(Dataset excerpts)
________________________________________
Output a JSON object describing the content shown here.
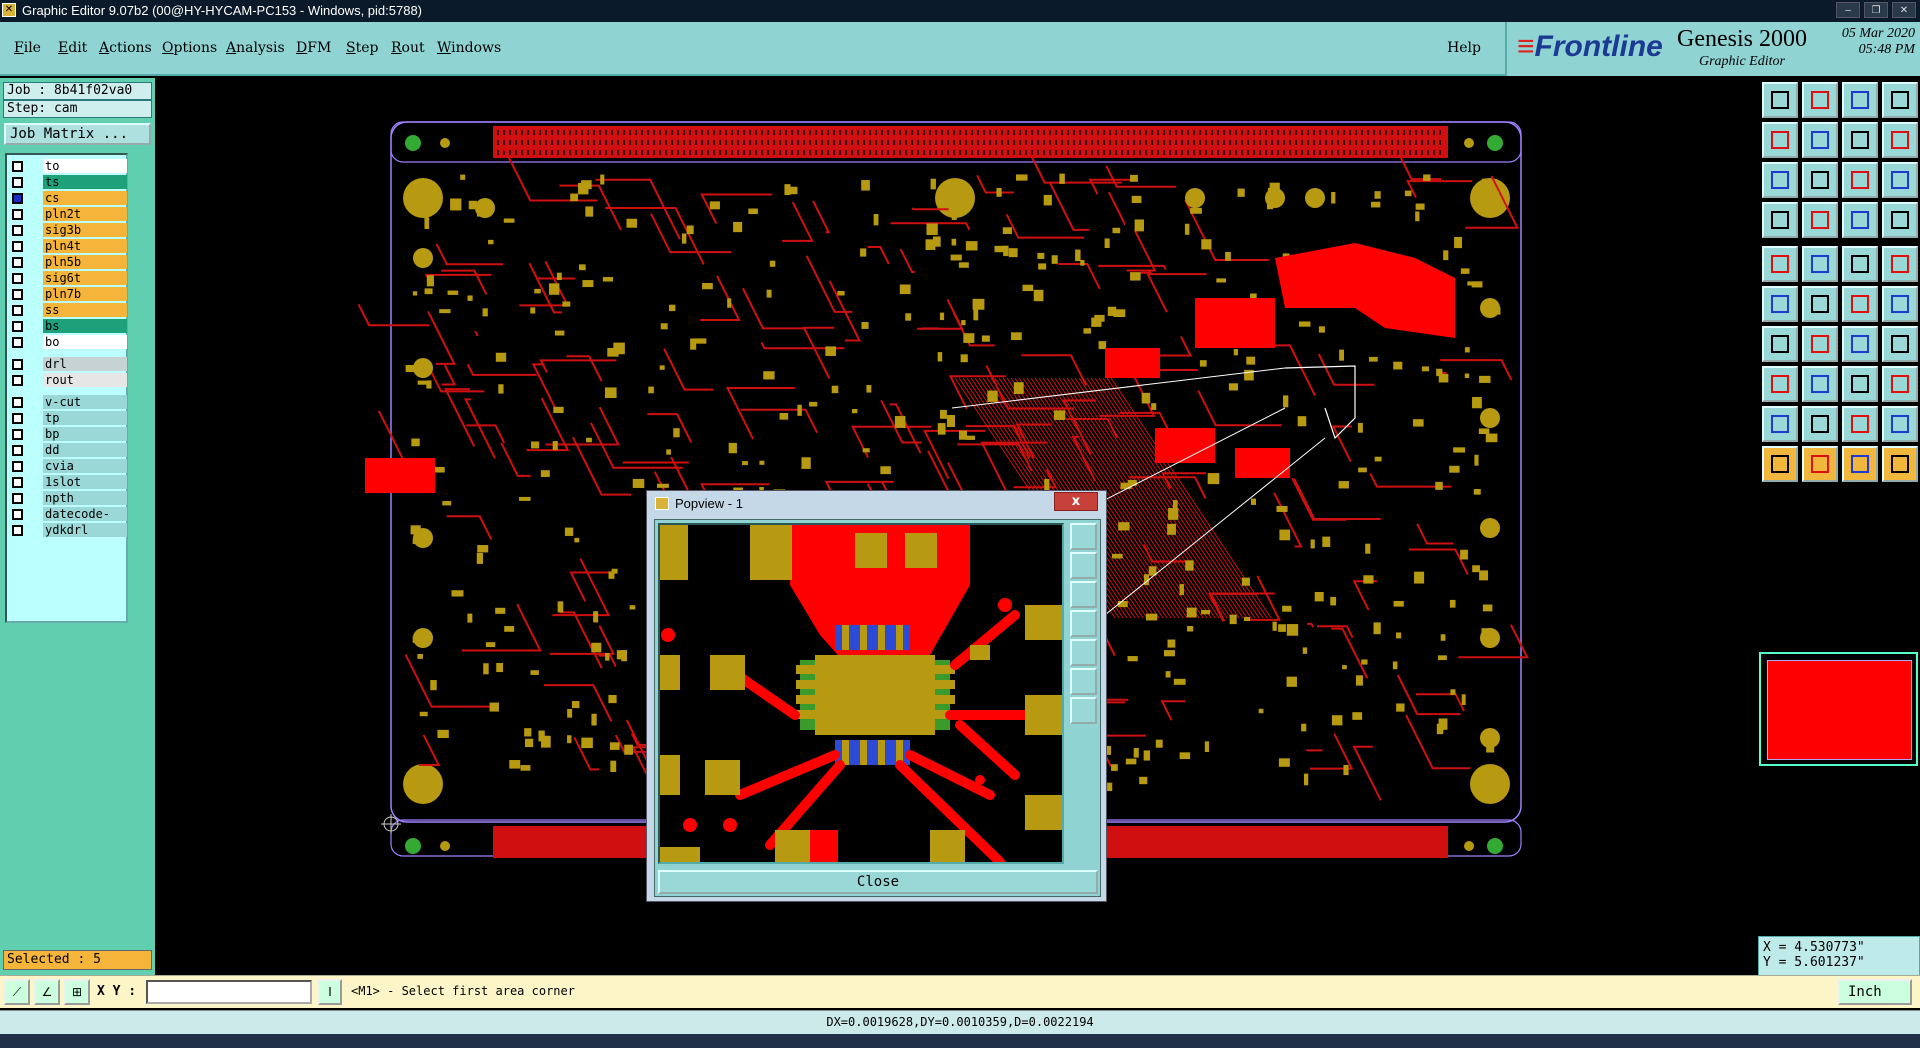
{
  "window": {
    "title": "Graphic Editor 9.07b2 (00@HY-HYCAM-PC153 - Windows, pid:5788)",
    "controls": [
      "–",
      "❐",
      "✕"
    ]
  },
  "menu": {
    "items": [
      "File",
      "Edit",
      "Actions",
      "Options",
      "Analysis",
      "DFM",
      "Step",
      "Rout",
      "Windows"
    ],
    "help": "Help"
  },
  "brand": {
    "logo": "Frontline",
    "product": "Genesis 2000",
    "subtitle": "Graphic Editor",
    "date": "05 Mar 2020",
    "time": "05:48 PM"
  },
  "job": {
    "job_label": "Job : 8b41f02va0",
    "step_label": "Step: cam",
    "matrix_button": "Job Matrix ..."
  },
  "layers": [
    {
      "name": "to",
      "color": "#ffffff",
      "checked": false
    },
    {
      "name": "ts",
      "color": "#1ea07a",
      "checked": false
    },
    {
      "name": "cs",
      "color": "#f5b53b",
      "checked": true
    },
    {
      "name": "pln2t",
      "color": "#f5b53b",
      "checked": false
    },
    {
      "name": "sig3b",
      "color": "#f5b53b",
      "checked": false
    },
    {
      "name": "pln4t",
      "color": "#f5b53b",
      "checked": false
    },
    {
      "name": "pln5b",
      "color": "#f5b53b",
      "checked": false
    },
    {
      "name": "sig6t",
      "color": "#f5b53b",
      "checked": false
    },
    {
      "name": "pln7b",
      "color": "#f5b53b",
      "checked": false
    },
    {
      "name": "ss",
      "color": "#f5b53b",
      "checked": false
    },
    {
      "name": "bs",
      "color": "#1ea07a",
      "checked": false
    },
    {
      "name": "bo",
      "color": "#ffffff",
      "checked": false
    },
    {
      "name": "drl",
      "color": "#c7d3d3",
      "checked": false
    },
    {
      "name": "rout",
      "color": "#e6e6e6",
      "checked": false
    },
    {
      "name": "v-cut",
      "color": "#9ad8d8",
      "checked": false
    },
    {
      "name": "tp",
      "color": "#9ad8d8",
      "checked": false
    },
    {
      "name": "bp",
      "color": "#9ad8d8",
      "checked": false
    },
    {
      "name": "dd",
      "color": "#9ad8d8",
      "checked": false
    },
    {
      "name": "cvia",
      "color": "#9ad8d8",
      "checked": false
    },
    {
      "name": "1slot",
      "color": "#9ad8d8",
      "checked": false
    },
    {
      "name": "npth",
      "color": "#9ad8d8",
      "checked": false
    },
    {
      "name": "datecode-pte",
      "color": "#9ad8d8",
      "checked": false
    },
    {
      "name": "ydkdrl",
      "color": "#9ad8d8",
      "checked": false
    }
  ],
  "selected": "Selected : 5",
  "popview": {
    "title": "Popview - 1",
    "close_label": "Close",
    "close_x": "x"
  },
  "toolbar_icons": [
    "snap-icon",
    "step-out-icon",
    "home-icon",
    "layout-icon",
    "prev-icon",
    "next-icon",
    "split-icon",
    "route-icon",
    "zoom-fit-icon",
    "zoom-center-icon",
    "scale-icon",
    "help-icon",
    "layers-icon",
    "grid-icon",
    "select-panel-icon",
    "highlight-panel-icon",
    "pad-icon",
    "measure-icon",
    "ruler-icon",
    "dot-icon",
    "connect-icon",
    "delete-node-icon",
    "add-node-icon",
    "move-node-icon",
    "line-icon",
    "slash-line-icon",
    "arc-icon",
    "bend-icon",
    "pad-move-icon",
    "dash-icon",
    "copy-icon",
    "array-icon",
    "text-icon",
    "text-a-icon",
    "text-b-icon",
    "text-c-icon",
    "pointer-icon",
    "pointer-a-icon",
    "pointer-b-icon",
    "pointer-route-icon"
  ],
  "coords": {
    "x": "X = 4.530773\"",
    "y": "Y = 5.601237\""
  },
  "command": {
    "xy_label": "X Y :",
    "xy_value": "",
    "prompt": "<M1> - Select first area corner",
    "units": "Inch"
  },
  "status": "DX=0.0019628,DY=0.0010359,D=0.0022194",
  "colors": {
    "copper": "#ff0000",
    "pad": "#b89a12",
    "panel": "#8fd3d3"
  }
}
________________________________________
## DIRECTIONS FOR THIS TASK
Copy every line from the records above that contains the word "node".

## SOLVED EXERCISE
    "delete-node-icon",
    "add-node-icon",
    "move-node-icon",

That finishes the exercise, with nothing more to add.